These properties make WPC an excellent process for treating cylinder bores, pistons, rings, wristpins, gears, and anywhere reduced friction can help. Test data by a major OEM manufacturer has shown that WPC treatment of pistons can reduce friction and wear of pistons by twofold over the best skirt coatings. Recent testing by a major forged performance piston manufacturer has also shown WPC to be more effective to the reduction of skirt wear and scuffing over any coating presently on the market.

WPC treatment of bearings has also shown to be very beneficial. Even though bearings are made of soft metals like aluminum, lead, tin, and zinc, they can be WPC treated with no change in dimension. The treated bearing shows a reduction in friction and an improvement in fatigue strength to where their load bearing capacity has improved from 20 to 50 percent.

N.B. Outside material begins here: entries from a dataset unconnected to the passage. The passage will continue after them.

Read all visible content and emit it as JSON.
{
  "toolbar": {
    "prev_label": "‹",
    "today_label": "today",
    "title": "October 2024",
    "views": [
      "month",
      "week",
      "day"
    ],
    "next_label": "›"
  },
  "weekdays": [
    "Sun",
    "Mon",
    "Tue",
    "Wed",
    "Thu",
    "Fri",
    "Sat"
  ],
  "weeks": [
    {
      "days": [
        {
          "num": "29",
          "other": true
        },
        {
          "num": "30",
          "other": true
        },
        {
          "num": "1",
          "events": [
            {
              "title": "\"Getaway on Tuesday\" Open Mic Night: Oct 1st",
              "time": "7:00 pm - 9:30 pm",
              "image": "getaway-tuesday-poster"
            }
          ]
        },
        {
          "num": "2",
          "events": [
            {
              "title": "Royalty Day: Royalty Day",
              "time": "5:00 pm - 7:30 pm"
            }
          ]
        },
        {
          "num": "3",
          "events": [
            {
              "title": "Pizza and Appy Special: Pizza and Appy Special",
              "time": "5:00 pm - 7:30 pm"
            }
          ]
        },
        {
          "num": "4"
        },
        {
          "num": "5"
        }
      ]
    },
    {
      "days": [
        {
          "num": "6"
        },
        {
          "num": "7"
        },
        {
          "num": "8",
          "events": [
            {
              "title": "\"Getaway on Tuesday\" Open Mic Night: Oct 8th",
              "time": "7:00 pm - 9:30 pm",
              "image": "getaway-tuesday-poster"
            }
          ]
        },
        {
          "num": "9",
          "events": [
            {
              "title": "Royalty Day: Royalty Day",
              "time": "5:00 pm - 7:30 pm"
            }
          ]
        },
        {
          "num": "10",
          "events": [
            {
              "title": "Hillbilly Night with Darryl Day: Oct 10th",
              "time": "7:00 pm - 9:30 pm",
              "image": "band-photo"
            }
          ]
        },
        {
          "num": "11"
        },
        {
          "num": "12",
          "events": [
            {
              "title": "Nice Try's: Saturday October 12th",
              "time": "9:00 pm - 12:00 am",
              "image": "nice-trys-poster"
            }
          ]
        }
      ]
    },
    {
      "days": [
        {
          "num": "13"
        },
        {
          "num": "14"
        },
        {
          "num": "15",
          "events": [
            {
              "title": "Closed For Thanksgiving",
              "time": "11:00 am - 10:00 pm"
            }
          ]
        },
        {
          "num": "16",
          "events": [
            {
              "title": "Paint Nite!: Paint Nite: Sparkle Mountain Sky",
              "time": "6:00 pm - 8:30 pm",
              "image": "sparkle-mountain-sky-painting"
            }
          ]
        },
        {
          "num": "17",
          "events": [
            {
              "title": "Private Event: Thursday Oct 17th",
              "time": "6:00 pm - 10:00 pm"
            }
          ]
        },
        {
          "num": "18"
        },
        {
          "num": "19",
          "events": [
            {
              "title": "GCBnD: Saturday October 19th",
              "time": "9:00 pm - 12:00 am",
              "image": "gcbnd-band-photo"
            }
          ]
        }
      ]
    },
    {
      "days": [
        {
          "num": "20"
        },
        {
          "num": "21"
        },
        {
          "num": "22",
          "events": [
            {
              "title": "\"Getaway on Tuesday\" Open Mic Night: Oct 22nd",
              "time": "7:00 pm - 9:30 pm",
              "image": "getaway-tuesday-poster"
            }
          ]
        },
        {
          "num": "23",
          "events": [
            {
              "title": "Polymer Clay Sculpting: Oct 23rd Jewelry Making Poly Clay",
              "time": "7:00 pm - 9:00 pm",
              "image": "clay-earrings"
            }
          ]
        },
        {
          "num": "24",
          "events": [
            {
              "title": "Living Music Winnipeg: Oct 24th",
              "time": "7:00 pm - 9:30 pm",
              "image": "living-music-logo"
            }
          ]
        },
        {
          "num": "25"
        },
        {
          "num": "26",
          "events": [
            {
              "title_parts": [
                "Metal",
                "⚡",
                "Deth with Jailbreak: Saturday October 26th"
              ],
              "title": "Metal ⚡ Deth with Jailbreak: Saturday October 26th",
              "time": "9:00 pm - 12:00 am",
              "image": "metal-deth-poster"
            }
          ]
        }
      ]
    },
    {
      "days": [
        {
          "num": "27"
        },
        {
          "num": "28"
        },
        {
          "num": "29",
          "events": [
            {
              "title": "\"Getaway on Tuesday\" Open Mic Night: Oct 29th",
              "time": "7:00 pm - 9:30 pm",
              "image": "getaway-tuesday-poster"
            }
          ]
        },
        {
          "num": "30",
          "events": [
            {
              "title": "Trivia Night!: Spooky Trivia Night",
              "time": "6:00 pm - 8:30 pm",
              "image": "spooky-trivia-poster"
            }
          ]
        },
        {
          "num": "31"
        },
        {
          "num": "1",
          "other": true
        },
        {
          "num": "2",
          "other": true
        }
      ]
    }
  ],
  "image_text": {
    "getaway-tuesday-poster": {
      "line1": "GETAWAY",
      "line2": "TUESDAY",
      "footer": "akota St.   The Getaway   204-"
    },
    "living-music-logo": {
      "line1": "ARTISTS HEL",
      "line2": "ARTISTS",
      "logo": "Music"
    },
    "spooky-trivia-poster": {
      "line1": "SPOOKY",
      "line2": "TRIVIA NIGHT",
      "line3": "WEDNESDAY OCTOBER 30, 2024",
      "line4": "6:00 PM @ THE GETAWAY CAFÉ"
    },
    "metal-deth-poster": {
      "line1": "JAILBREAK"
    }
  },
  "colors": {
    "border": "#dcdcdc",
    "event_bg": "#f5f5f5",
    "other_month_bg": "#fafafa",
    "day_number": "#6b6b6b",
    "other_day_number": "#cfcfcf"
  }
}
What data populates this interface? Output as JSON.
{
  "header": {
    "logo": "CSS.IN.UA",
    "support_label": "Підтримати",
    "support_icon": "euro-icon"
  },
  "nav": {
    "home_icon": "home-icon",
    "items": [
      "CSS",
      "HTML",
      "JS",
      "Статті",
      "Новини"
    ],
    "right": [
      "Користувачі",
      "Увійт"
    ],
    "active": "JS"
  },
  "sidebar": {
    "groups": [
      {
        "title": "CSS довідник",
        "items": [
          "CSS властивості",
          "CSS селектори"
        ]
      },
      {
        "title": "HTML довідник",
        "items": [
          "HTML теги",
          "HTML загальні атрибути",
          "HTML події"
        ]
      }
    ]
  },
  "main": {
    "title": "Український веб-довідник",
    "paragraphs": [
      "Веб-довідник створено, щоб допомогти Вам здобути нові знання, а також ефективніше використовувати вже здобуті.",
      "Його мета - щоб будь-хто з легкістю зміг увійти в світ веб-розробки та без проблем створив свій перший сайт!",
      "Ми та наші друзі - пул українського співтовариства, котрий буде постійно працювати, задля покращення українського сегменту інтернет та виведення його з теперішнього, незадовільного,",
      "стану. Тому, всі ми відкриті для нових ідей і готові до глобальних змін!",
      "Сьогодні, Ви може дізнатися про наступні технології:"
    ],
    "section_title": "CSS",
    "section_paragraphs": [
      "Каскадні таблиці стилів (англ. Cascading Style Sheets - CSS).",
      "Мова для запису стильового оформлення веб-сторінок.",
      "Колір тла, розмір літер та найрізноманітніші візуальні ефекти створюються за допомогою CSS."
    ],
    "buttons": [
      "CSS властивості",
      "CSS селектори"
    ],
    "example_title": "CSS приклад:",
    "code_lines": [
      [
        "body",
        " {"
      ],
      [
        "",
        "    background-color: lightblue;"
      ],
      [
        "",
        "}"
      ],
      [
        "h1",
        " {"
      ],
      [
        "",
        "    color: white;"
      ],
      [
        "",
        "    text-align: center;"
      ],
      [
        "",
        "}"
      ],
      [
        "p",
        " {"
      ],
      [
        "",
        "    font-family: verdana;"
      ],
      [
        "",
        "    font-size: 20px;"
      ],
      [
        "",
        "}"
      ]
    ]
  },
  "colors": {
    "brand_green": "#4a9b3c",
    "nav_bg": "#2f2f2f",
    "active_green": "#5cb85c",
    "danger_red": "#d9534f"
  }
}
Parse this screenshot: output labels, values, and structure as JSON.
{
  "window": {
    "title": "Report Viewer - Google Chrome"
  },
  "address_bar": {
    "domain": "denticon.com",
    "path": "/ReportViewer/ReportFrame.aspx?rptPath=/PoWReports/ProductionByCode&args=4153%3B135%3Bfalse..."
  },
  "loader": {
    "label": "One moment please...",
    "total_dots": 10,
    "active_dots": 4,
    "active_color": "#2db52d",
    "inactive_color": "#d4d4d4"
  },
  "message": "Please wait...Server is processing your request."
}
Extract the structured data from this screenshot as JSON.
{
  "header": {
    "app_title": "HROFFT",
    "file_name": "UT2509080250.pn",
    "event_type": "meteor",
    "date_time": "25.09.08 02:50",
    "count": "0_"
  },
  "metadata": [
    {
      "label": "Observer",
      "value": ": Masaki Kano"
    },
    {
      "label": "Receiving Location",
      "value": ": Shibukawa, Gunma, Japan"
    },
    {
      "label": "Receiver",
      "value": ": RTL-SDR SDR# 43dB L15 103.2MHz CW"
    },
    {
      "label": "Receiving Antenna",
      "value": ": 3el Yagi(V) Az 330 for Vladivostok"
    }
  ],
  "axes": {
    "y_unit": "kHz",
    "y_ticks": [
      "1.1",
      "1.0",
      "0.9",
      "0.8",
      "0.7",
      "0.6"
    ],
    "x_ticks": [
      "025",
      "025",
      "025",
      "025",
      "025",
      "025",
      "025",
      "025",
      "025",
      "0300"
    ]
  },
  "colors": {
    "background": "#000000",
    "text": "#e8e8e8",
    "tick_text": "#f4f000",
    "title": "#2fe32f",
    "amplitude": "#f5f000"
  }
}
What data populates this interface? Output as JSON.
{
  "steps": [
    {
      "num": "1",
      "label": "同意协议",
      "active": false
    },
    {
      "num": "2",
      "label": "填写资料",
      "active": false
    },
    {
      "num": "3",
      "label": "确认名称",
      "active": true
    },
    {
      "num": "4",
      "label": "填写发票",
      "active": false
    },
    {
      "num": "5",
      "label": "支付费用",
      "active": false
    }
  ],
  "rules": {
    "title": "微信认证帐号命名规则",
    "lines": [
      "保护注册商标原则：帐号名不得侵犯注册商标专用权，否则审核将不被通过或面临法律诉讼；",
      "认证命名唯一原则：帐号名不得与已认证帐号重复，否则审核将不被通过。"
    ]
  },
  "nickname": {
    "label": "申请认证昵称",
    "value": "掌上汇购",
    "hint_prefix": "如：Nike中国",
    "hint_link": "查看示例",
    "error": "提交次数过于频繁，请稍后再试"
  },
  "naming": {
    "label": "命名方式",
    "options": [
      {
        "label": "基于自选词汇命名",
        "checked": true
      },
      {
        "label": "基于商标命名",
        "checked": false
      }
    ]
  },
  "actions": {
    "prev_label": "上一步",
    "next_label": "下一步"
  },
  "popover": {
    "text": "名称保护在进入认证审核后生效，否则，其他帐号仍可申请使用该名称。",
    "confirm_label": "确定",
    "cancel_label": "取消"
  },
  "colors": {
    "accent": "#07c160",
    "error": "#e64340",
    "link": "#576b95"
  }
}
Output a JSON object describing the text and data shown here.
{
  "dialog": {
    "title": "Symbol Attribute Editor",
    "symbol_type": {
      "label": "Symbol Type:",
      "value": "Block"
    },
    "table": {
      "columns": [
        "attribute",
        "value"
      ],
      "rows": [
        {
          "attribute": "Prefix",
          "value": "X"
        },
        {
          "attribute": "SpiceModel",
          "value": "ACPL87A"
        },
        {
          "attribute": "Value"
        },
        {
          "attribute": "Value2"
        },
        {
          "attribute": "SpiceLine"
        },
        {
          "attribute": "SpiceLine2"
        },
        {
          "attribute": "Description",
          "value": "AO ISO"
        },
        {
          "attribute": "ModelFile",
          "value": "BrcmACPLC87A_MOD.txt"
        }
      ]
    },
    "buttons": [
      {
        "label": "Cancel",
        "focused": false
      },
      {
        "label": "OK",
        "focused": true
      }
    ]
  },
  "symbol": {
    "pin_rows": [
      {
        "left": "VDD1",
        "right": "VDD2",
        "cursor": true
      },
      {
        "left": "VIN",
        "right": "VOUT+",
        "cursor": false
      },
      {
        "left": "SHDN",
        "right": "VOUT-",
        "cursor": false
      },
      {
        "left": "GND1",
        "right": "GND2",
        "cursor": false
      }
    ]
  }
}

WPC treatment has proven to work well on solving problematic transmission issues as well. WPC can obviously be applied to the gears and shafts. It can also be applied to cases and housings. WPC has found that some cases of transmission gear failure in some cars can be traced to flex in the transmission case, which allows the gears lash to change under load. WPC treating the case reduces this and transmission life is improved. Take note of this for your transfer case Evo owners. DSM owners and builders of the WRX and Sentra SE-R should pay attention here as well.

The only drawbacks to WPC are that it's much more expensive than shot peening and there is currently only one place in the country doing it. Although it is still relatively inexpensive for the multiple benefits it provides with its improvement of fatigue strength, reduction of friction, and improvements in wear resistance, and it's cheaper than coatings.

We have used both shot peening and WPC extensively on our race and project cars and found these processes to save us a lot of money in parts failure and maintenance, as well as reducing our DNF rate in racing.

Superior Surface Finish
Surface imperfections exposed to high cyclic stress loading lead to pitting, fretting, and crack initiation. During the WPC treatment process surface imperfections such as microcracks and micropores are effectively removed. This leads to a finish unrivalled by conventional alternatives.

Although the WPC process is usually invisible to the naked eye, under a microscope, the low-friction, tough, microdimpled surface is apparent. This surface is formed with no change in dimensions or distortion in the part. The surface also removes stress risers caused by machining or other forming processes.

It is well known that nearly all fatigue failures propagate at the surface. The superior surface hardness of WPC treated parts is a result of a localized energy release. This causes the matrix of the metal component to form a more compact nano - crystalline structure. Crack iniation is considerably reduced once parts have been treated.